This week it appears that Microsoft screwed the pooch and lost everyone’s data that was using Sidekick on T-Mobile.  Microsoft should have known better and had proper backups and Hitachi (who was doing an upgrade for them) didn’t check either.  Expect some major finger pointing (and lawsuits) going on in the upcoming weeks. Regardless, there are multiple layers of failure and plenty of blame to go around.

It’s why I chuckle when people talk about ‘cloud computing’ being the wave of the future.  I have no doubt that we’ll see more cloud computing but there are just certain things that don’t belong in the ‘cloud’ and should be taken care of by your own IT department.

I did a fair amount of work a few years ago on a commercial accounting application and every now and then the boss would get all excited about cloud computing and he’d kick the tires and make some noise about moving the entire operation towards it.  At first blush it makes a LOT of sense to have the software and data reside elsewhere because it puts the burden on the host company to keep the software up to date, upgrade the hardware on a regular basis, have regular on-site and off-site backups and have decent security.  And then you realize that its strength is also a weakness as the Microsoft case has shown.  You are depending TOTALLY on someone else doing the right thing.

The other reason is the data.  For many companies their data IS their business.  It’s their competitive advantage.  You really trust all the pipes between your office and the cloud computing servers?  Sounds paranoid but this is your sensitive data you’re talking about, right?  How many stories have been published about SSN and credit card numbers being compromised (at the minimum) and outright stolen (at the worst) in the past couple of years?

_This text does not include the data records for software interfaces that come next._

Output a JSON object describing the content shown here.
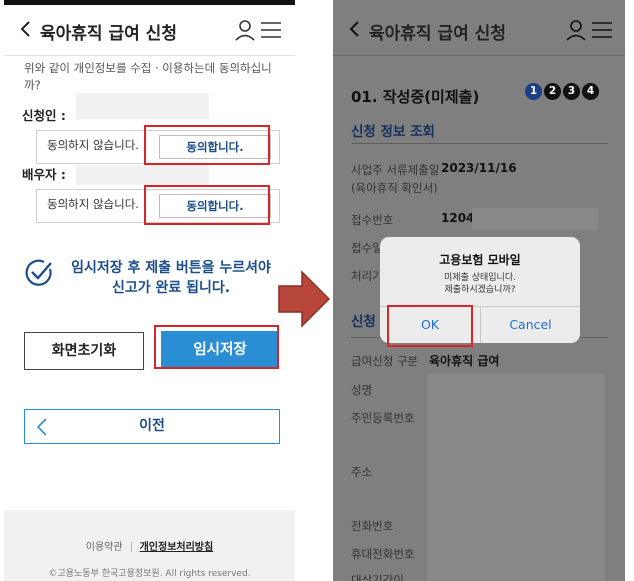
{
  "left_screen": {
    "header": {
      "title": "육아휴직 급여 신청"
    },
    "consent_text": "위와 같이 개인정보를 수집 · 이용하는데 동의하십니까?",
    "applicant": {
      "label": "신청인 :",
      "disagree": "동의하지 않습니다.",
      "agree": "동의합니다."
    },
    "spouse": {
      "label": "배우자 :",
      "disagree": "동의하지 않습니다.",
      "agree": "동의합니다."
    },
    "notice": "임시저장 후 제출 버튼을 누르셔야 신고가 완료 됩니다.",
    "buttons": {
      "reset": "화면초기화",
      "save": "임시저장",
      "prev": "이전"
    },
    "footer": {
      "terms": "이용약관",
      "privacy": "개인정보처리방침",
      "copyright": "©고용노동부 한국고용정보원. All rights reserved."
    }
  },
  "right_screen": {
    "header": {
      "title": "육아휴직 급여 신청"
    },
    "step_title": "01. 작성중(미제출)",
    "steps": [
      "1",
      "2",
      "3",
      "4"
    ],
    "section1": "신청 정보 조회",
    "submit_date_label_1": "사업주 서류제출일",
    "submit_date_label_2": "(육아휴직 확인서)",
    "submit_date_value": "2023/11/16",
    "receipt_no_label": "접수번호",
    "receipt_no_value": "1204",
    "receipt_date_label": "접수일",
    "process_label": "처리기",
    "section2": "신청",
    "benefit_type_label": "급여신청 구분",
    "benefit_type_value": "육아휴직 급여",
    "name_label": "성명",
    "rrn_label": "주민등록번호",
    "address_label": "주소",
    "phone_label": "전화번호",
    "mobile_label": "휴대전화번호",
    "last_label": "대상기간이"
  },
  "dialog": {
    "title": "고용보험 모바일",
    "message_1": "미제출 상태입니다.",
    "message_2": "제출하시겠습니까?",
    "ok": "OK",
    "cancel": "Cancel"
  },
  "colors": {
    "brand_blue": "#1d4e89",
    "accent_blue": "#2a8ed5",
    "highlight_red": "#d9252a",
    "arrow_red": "#b8463b"
  },
  "icons": [
    "chevron-left-icon",
    "user-icon",
    "hamburger-menu-icon",
    "check-circle-icon",
    "right-arrow-icon"
  ]
}
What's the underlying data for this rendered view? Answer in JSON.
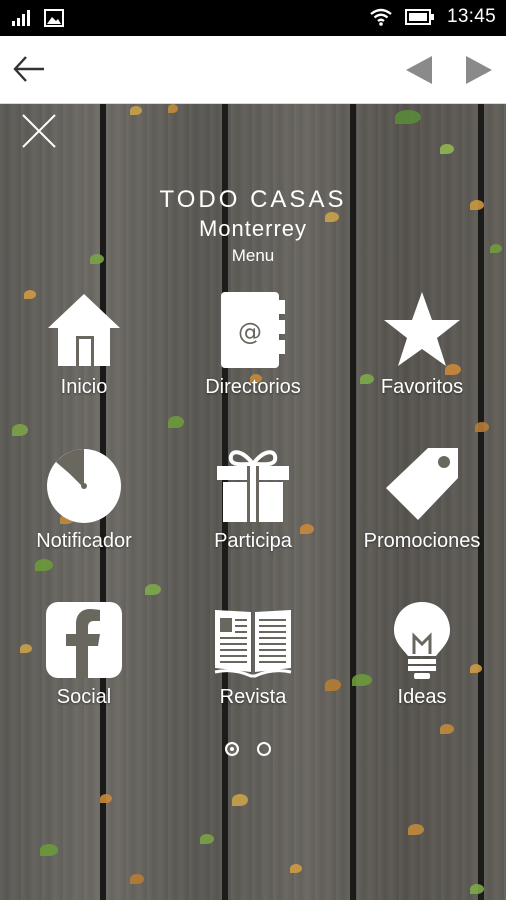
{
  "status_bar": {
    "time": "13:45",
    "icons": [
      "signal-icon",
      "image-icon",
      "wifi-icon",
      "battery-icon"
    ]
  },
  "nav": {
    "back_icon": "arrow-left-icon",
    "prev_icon": "triangle-left-icon",
    "next_icon": "triangle-right-icon"
  },
  "menu": {
    "close_icon": "close-icon",
    "brand_title": "TODO CASAS",
    "brand_city": "Monterrey",
    "brand_subtitle": "Menu",
    "items": [
      {
        "label": "Inicio",
        "icon": "home-icon"
      },
      {
        "label": "Directorios",
        "icon": "address-book-icon"
      },
      {
        "label": "Favoritos",
        "icon": "star-icon"
      },
      {
        "label": "Notificador",
        "icon": "pie-clock-icon"
      },
      {
        "label": "Participa",
        "icon": "gift-icon"
      },
      {
        "label": "Promociones",
        "icon": "tag-icon"
      },
      {
        "label": "Social",
        "icon": "facebook-icon"
      },
      {
        "label": "Revista",
        "icon": "magazine-icon"
      },
      {
        "label": "Ideas",
        "icon": "lightbulb-icon"
      }
    ],
    "pager": {
      "pages": 2,
      "active": 1
    }
  },
  "colors": {
    "status_bar_bg": "#000000",
    "nav_bg": "#ffffff",
    "nav_arrows": "#8a8a8a",
    "icon_color": "#ffffff"
  }
}
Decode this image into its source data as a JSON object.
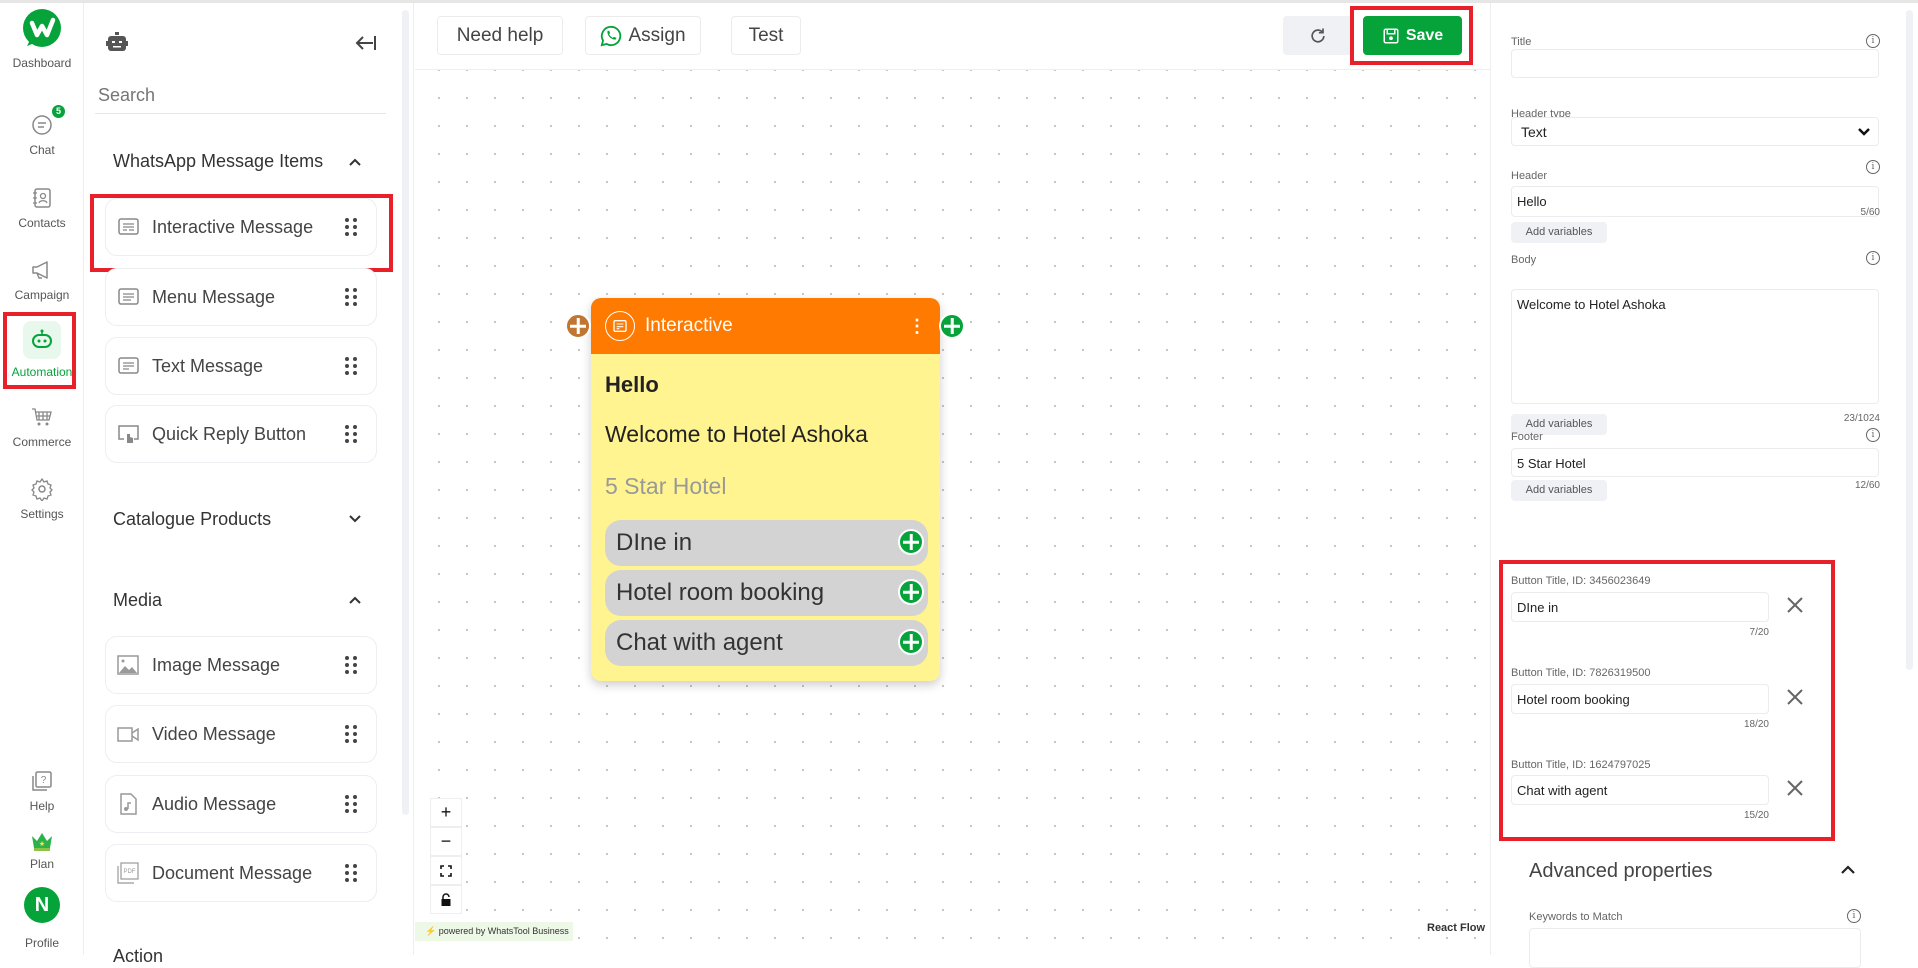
{
  "nav": {
    "items": [
      {
        "label": "Dashboard",
        "icon": "whatstool-logo"
      },
      {
        "label": "Chat",
        "icon": "chat-icon",
        "badge": "5"
      },
      {
        "label": "Contacts",
        "icon": "contacts-icon"
      },
      {
        "label": "Campaign",
        "icon": "megaphone-icon"
      },
      {
        "label": "Automation",
        "icon": "robot-icon",
        "active": true
      },
      {
        "label": "Commerce",
        "icon": "cart-icon"
      },
      {
        "label": "Settings",
        "icon": "gear-icon"
      },
      {
        "label": "Help",
        "icon": "help-icon"
      },
      {
        "label": "Plan",
        "icon": "crown-icon"
      },
      {
        "label": "Profile",
        "icon": "avatar",
        "initial": "N"
      }
    ]
  },
  "panel": {
    "search_placeholder": "Search",
    "sections": [
      {
        "title": "WhatsApp Message Items",
        "expanded": true,
        "items": [
          "Interactive Message",
          "Menu Message",
          "Text Message",
          "Quick Reply Button"
        ]
      },
      {
        "title": "Catalogue Products",
        "expanded": false
      },
      {
        "title": "Media",
        "expanded": true,
        "items": [
          "Image Message",
          "Video Message",
          "Audio Message",
          "Document Message"
        ]
      },
      {
        "title": "Action",
        "expanded": false
      }
    ]
  },
  "toolbar": {
    "need_help": "Need help",
    "assign": "Assign",
    "test": "Test",
    "save": "Save"
  },
  "node": {
    "type": "Interactive",
    "header": "Hello",
    "body": "Welcome to Hotel Ashoka",
    "footer": "5 Star Hotel",
    "buttons": [
      "DIne in",
      "Hotel room booking",
      "Chat with agent"
    ]
  },
  "canvas": {
    "powered_by": "powered by WhatsTool Business",
    "attribution": "React Flow",
    "controls": [
      "zoom-in",
      "zoom-out",
      "fit-view",
      "lock"
    ]
  },
  "form": {
    "title_label": "Title",
    "title_value": "",
    "header_type_label": "Header type",
    "header_type_value": "Text",
    "header_label": "Header",
    "header_value": "Hello",
    "header_count": "5/60",
    "body_label": "Body",
    "body_value": "Welcome to Hotel Ashoka",
    "body_count": "23/1024",
    "footer_label": "Footer",
    "footer_value": "5 Star Hotel",
    "footer_count": "12/60",
    "add_variables": "Add variables",
    "buttons": [
      {
        "label": "Button Title, ID: 3456023649",
        "value": "DIne in",
        "count": "7/20"
      },
      {
        "label": "Button Title, ID: 7826319500",
        "value": "Hotel room booking",
        "count": "18/20"
      },
      {
        "label": "Button Title, ID: 1624797025",
        "value": "Chat with agent",
        "count": "15/20"
      }
    ],
    "advanced_label": "Advanced properties",
    "keywords_label": "Keywords to Match"
  },
  "colors": {
    "brand": "#06a33a",
    "node_header": "#ff7a00",
    "node_body": "#fff48f",
    "highlight": "#e8202a"
  }
}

If you’re in a larger metropolitan area you probably have decent internet access, with decent speeds, that never goes down.  There are a lot of places even in the United States where this is simply not true. I’ve always enjoyed pulling the network cable from a computer when someone is on their high horse about cloud computing.  Tough to get work done when you can’t load the software or the data.  At least with the software and data on my computer and local network I can still get work done.  My job requires internet access and I can tell you that when my internet goes down I’m not very productive (and keep in mind that I’m in a top 40 metropolitan area with all underground utilities!).  I’ve also had web servers get attacked and be so unresponsive that they might has well have been shut down.

In the long run, can you go to your boss and guarantee (because it might mean the difference of having a job or not, after all) that the data is 100% secure, backed up and available 24/7?  Food for thought, no?

2 thoughts on “Why ‘Cloud Computing’ Isn’t For Everything

Comments are closed.